Solana ETF Hopes Take A Big Damper: CME Denies ‘Any Plans’

The Chicago Mercantile Exchange (CME) has no plans to list Solana futures, according to information leaked by a source familiar to the situation, via the Twitter account db (@tier10k). This news deals a significant blow to the anticipation around a potential Solana Exchange Traded Fund (ETF) in the US markets.


Source: DB | Coins: SOL

— db (@tier10k) May 29, 2024

What This Means For The Spot Solana ETF Hopes

Scott Johnsson, a seasoned finance lawyer at Van Buren Capital, commented on the development, emphasizing the regulatory hurdles that Solana faces. He clarified that while a Solana ETF does not require the CME specifically to act as the designated contract market (DCM), any potential market would require a robust framework with a Custody and Security Services Agreement (CSSA) and sufficient liquidity. “ETF doesn’t need to be CME as the DCM that is listing (just one with a CSSA and liquid),” Johnsson noted.

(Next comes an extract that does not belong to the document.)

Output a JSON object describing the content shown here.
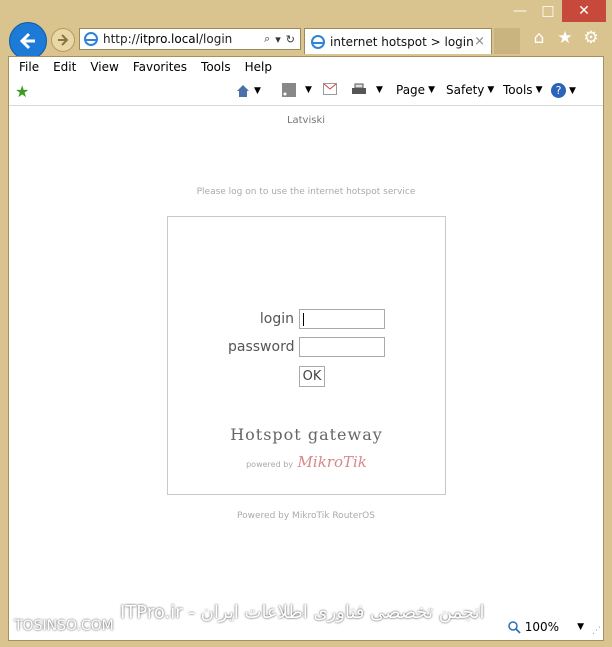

However, the broader context of ongoing enforcement actions against prominent crypto exchanges like Coinbase and Binance by the US Securities and Exchange Commission (SEC) casts a shadow over the feasibility of such an ETF. “No one is going to self-certify SOL as commodity futures so long as Coinbase/Binance enforcements are ongoing. Even if CME (or other DCM) self-certified, the current SEC could and would block,” Johnsson elaborated.

Adding to the complexity, Johnsson remarked on the need for a significant change in the SEC administration or its policies before Solana could realistically progress towards an ETF. “SOL really needs a change in admin to have a shot in the foreseeable future. Or the current SEC reversal goes way further than anyone is expecting. The former seems more likely,” he expressed.

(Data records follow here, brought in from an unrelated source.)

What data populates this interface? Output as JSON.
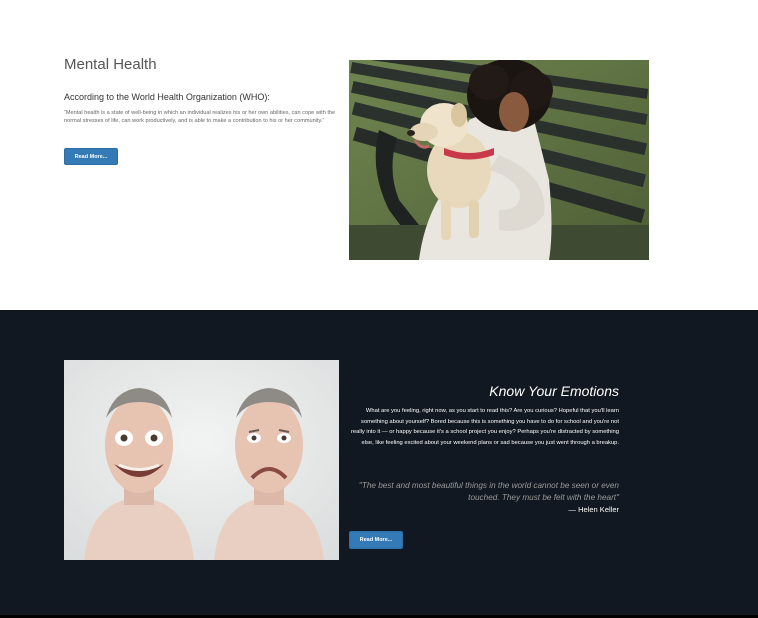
{
  "mental_health": {
    "title": "Mental Health",
    "subtitle": "According to the World Health Organization (WHO):",
    "body": "“Mental health is a state of well-being in which an individual realizes his or her own abilities, can cope with the normal stresses of life, can work productively, and is able to make a contribution to his or her community.”",
    "button_label": "Read More...",
    "image_alt": "woman-hugging-dog-on-bench"
  },
  "emotions": {
    "title": "Know Your Emotions",
    "body": "What are you feeling, right now, as you start to read this? Are you curious? Hopeful that you'll learn something about yourself? Bored because this is something you have to do for school and you're not really into it — or happy because it's a school project you enjoy? Perhaps you're distracted by something else, like feeling excited about your weekend plans or sad because you just went through a breakup.",
    "quote": "\"The best and most beautiful things in the world cannot be seen or even touched. They must be felt with the heart\"",
    "author": "— Helen Keller",
    "button_label": "Read More...",
    "image_alt": "two-faces-smiling-and-frowning"
  },
  "colors": {
    "accent": "#337ab7",
    "dark_section": "#111821"
  }
}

The nuances of the issue led to some confusion among the crypto community. X user Jonny Moe pointed out the focus of the discussion, prompting Johnsson to clarify, “I know, but the point is everyone is focused on this [a futures ETF listed on the CME] as a prerequisite to an [spot] ETF.”

James Seyffart, a Bloomberg ETF analyst, concurred with Johnsson’s views regarding the SEC’s stance, adding a historical perspective: “This SEC isn’t gonna let anyone register Solana futures with the CFTC as ‘Commodities Futures’. They made that mistake with Bitcoin and Ethereum. I seriously doubt this admin does that again. They would very likely push back.”

The SEC has notably named Solana in lawsuits against Binance and Coinbase, categorizing it as a security, which further complicates the asset’s regulatory landscape and its prospects for futures and spot ETF listings in the US.

The leak from the CME dampens any immediate hope for Solana’s inclusion in futures markets and significantly dims the prospects for a spot ETF in the near term. The SOL price remained relatively stable in response to the news, closely aligning with the prevailing market trend. At press time, SOL traded at $163.83.